News articles are particularly challenging due to the prevalence of syndicated articles, where very similar articles are run with different headlines and surrounded by different HTML markup and site templates. We evaluate these algorithmic weightings using human judgments to determine similarity. We find that our techniques outperform the state of the art with statistical significance and are more discriminating when faced with a diverse collection of documents.
Political advertisers and TV stations ignore disclosure rules
Source: Sunlight Foundation
In a 2003 Supreme Court opinion on the biggest campaign reforms in a generation, Justice Stephen Breyer reflected on a little-known provision that required outside groups to disclose additional details about their political ad spending at local TV stations. “Recordkeeping can help both the regulatory agencies and the public evaluate broadcasting fairness,” Breyer wrote, “and determine the amount of money that individuals or groups, supporters or opponents, intend to spend to help elect a particular candidate.”
But a decade after the Supreme Court ruling, an extensive review of these documents by the Sunlight Foundation reveals that TV stations often fail to report even the most basic information about the political ads that outside groups buy on their airwaves. As a result, the records that Breyer said would facilitate public watchdogging are spotty or don’t exist. There’s no way to total reliably how much is being spent for or against a candidate, or, in some cases, who is doing the spending. A systematic review of 200 randomly-selected ad buys made by outside groups found that fewer than 1 in 6 ads targeting federal candidates disclosed the name of the candidate or election mentioned.
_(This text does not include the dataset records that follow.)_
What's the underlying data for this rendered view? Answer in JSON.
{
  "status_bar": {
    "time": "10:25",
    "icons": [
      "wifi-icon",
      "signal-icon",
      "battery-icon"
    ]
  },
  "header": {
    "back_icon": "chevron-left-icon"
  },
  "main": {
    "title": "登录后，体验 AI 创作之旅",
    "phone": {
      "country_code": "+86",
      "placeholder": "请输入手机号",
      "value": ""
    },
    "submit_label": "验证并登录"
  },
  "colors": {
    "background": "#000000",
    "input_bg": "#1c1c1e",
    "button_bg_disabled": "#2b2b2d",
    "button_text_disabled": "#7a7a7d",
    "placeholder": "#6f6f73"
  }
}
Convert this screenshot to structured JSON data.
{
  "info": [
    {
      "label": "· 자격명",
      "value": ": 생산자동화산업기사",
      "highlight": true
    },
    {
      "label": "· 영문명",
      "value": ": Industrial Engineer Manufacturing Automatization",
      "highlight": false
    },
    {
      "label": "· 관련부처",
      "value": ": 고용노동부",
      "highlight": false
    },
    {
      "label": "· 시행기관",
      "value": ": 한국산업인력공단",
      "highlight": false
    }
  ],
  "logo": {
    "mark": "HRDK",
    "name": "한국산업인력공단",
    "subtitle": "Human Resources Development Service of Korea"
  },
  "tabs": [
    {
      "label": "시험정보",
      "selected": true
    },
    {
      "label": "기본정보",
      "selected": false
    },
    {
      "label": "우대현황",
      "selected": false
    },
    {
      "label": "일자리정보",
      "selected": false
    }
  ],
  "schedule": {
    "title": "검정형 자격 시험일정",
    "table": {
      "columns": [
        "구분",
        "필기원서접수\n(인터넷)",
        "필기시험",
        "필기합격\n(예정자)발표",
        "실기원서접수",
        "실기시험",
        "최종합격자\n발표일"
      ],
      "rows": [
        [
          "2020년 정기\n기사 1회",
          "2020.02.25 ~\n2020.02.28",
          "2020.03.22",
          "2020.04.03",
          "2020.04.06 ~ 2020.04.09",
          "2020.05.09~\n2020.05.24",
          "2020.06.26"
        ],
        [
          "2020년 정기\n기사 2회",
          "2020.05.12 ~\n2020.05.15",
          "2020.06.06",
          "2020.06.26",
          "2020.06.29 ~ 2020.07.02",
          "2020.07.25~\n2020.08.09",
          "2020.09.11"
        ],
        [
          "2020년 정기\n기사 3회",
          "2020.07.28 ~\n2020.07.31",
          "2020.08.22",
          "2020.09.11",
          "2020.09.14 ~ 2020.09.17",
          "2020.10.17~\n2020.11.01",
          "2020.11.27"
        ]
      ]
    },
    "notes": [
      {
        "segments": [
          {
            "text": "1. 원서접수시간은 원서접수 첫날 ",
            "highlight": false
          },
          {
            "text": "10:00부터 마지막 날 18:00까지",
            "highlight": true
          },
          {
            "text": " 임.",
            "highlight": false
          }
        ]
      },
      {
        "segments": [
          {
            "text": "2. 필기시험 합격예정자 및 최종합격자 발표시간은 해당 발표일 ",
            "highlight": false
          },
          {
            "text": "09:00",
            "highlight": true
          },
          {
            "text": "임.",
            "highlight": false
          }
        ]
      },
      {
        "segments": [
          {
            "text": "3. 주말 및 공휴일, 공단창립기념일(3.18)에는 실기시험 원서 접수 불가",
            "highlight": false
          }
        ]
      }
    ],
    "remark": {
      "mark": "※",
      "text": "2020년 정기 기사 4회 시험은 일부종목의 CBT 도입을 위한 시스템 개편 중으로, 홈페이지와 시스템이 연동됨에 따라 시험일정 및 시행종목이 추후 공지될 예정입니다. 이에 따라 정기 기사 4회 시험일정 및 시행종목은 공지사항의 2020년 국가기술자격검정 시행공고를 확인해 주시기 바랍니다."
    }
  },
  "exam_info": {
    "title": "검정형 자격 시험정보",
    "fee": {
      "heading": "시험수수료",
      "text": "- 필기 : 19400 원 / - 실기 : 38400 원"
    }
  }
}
Such omissions deprive the voting public of important information. TV ad files have become an increasingly important tool for tracking otherwise undisclosed political spending by groups that run the gamut from well-known trade associations and unions to lesser-known operations whose anodyne names offer little information about the financial or political interests behind them: “Americans for Job Security,” for instance, or “Checks and Balances for Economic Growth.” In the wake of court decisions making it easier to route big money through outside groups, broadcast political TV ads jumped to an estimated $5.6 billion in 2012 — up 30% from 2008. Yet in spite of this massive payday, stations still find it hard to fill out paperwork about their benefactors.